Mostly I try and find ways to volunteer. I volunteer at the community access TV station (TVSB) as a producer & director, I hang out just a bit with the poetry community, with the “VIPs” (volunteers in policing), and until recently a docent for elephants at our local zoo (sadly, the last elephant passed away last year).

My hobbies include playing music (lately, Irish tunes on the fiddle), writing poetry and playing and watching chess. Okay — watching chess is a guaranteed time waster, but the very best chess in the history of the universe is being played by the latest computer programs. It’s just fun.

In my spare I’net time, I watch YouTube videos about geeky things — like physics, math, computer stuff, etc. That part of my life is still there at some level. Check out the Numberphile and PBS Space Time channels.

My most significant professional accomplishment seems to be the third book I wrote, on methods to beat just about every casino game and promotion. I just re-listed it after taking it down in 2017. And surprise, I was just informed that I will be given a Lifetime Achievement Award at the World Game Protection Conference in Las Vegas in March, 2020.

Book Cover

Poetry inhabits a place of uncertainty. The reader’s attention, forced beyond the apparent intention of the words, words written, remembered, overheard, resonant with levels of metaphors, describing events real and imagined, sourced from inside the deep well of associations, attempts to reassemble disconnected components into an uncompromisingly pronounced truth. Published poet Eliot Jacobson, Ph.D., shares such poems in this volume.
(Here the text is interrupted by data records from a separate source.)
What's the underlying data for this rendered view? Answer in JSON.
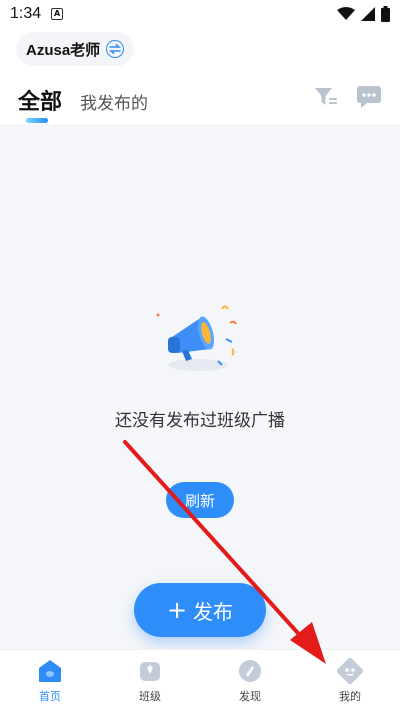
{
  "status_bar": {
    "time": "1:34",
    "notif_icon": "A"
  },
  "header": {
    "teacher_name": "Azusa老师"
  },
  "tabs": [
    {
      "label": "全部",
      "active": true
    },
    {
      "label": "我发布的",
      "active": false
    }
  ],
  "empty_state": {
    "message": "还没有发布过班级广播",
    "refresh_label": "刷新"
  },
  "publish": {
    "plus": "+",
    "label": "发布"
  },
  "bottom_nav": [
    {
      "label": "首页",
      "icon": "home-icon",
      "active": true
    },
    {
      "label": "班级",
      "icon": "class-icon",
      "active": false
    },
    {
      "label": "发现",
      "icon": "discover-icon",
      "active": false
    },
    {
      "label": "我的",
      "icon": "profile-icon",
      "active": false
    }
  ],
  "colors": {
    "accent": "#2f8dfa",
    "background": "#f4f6f9",
    "arrow": "#e31b1b"
  }
}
The author inhabits the shared suffering, the neurosis of disconnection that is ruining modern humanity. He describes a world that sucks meaning out of trivialities while shirking from the uncompromising language and truth of numbers, the description of what is. The author attacks this disconnection in poems that range from personal relationships to politics and to the accelerating failure of the planet and its ecosystems. His poems speak from and of the degrading genetic material of life on this sacred and lonely planet.